Yes, Christmas for me had become an event each year where I held the mirror up to see what had happened during the year. As I approached 35 it seemed as though the year that had just passed was the same as the previous ten years. I was single, unhappy, doing something I wasn’t passionate about. Everybody else in my family was married with children and as I approached my 35th Christmas the thought of it made my stomach churn. On the Friday night before Christmas I had my first fight in 13 years with my business partner over something trivial, I called all my friends in Sydney to meet up for a drink and all I got was answering machines. I headed to my local pool to ‘kill time’ and when I picked up my Thai take-away there at the bottom of the bag was a gift. I had been voted their best client for 1999. If the Christmas ‘mirror’ wasn’t enough that present summed up what my life had become. A single Sydney girl who lives and eats alone and will probably be doing this for the rest of her life. It freaked me out. I called my business partner sobbing and we meet in a local café and in front of the embarrassed diners I blurted out that I couldn’t go on living this life.

How long were you in Italy before starting photography school?

I arrived in Italy with the plan to do a one month Italian course that turned into 6 months. At the point I realised I couldn’t go back to my life in Sydney. I did a lot of soul searching as to what I wanted to do with my life and the only thing I knew I really loved was photography. That was when I enrolled in a photography school in Florence.

Do you still go back to Italy?

Yes, I travel to Italy as often as I can and fortunately work has always allowed me numerous trips a year. I love Italy, it will always have a special place in my heart and so will the people who were part of my journey all those years ago. Popi remains one of my dearest friends. I go and see her whenever I can.

Are you married?

Yes, I finally tied the knot with my Italian sweetheart in Paris in October of 2010. It was an incredible moment to finally get married after all those of years of being single. I never thought I would marry so it felt funny and special all the same. You can have a look at us on the way to our local town hall here.

Would you advise someone to change their life as completely as you did?

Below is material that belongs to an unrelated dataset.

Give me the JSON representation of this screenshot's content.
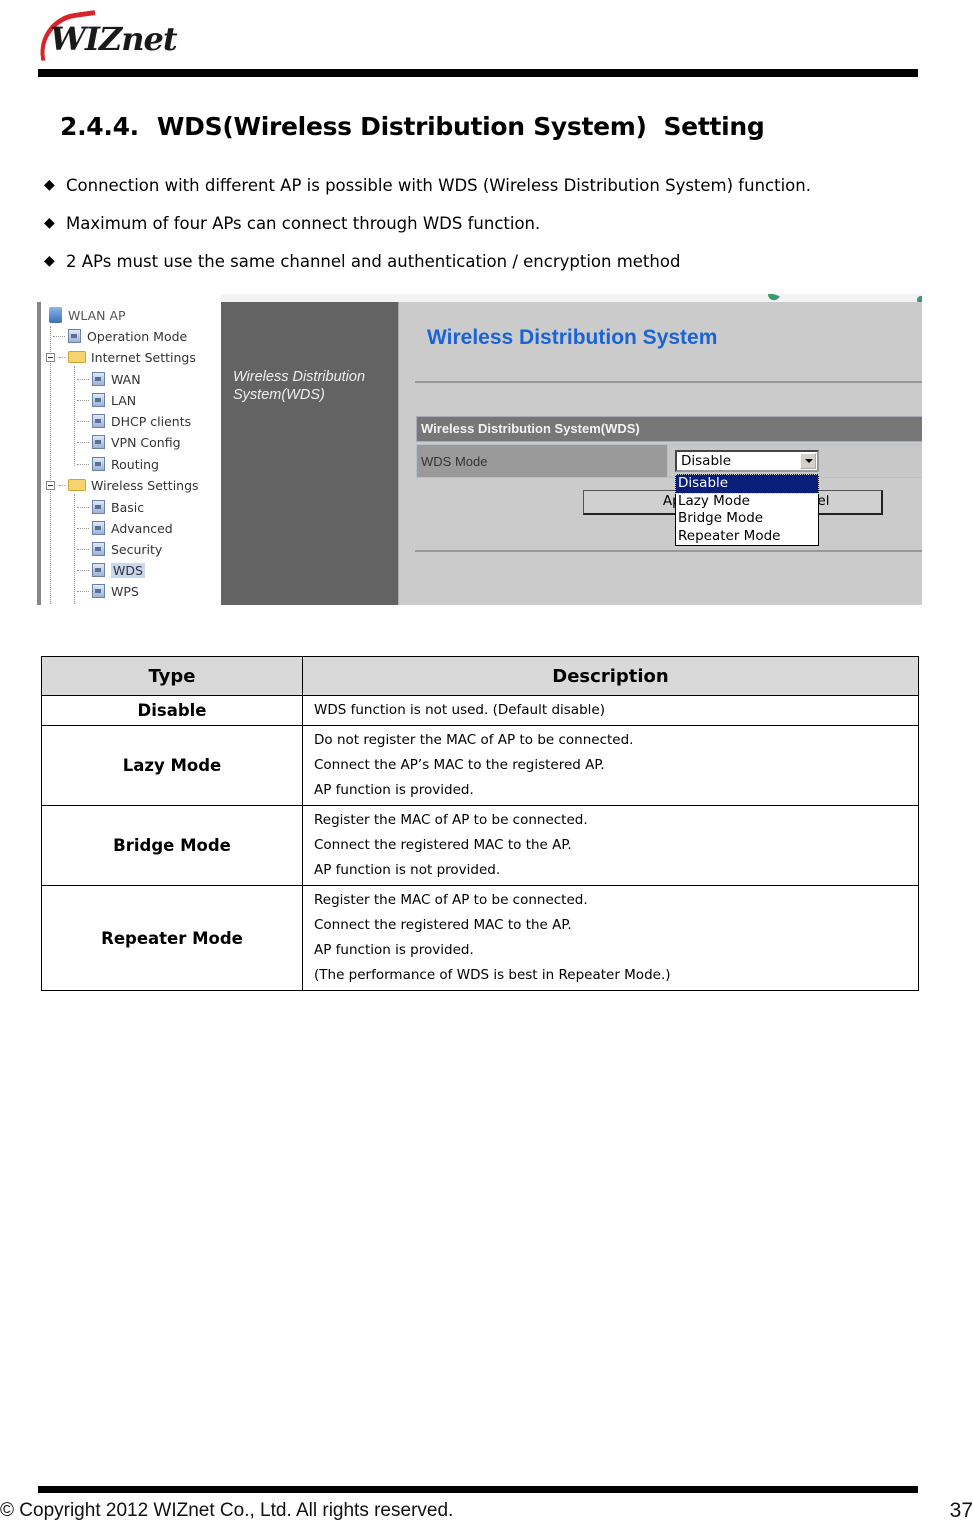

I wouldn’t advise anyone to do what I did in the way I did it but I would advise someone to do it in a planned thought out way. Why not! It has been 12 years since I left Sydney and I have had more life experience in the past 11 years than in the first 35 years put together. The learning curve has been off the Richter scale but on the other hand my life is exciting, I live in Paris, I photograph total strangers who become friends, have assignments to photograph incredible places I would never have access to and I am constantly pushed out of my comfort zone but I learn something new every day.I would advise you if you want to radically change your life to plan it, work out an economic way of surviving it, inform yourself about as much as possible especially if you are considering living in another country as there are many surprises.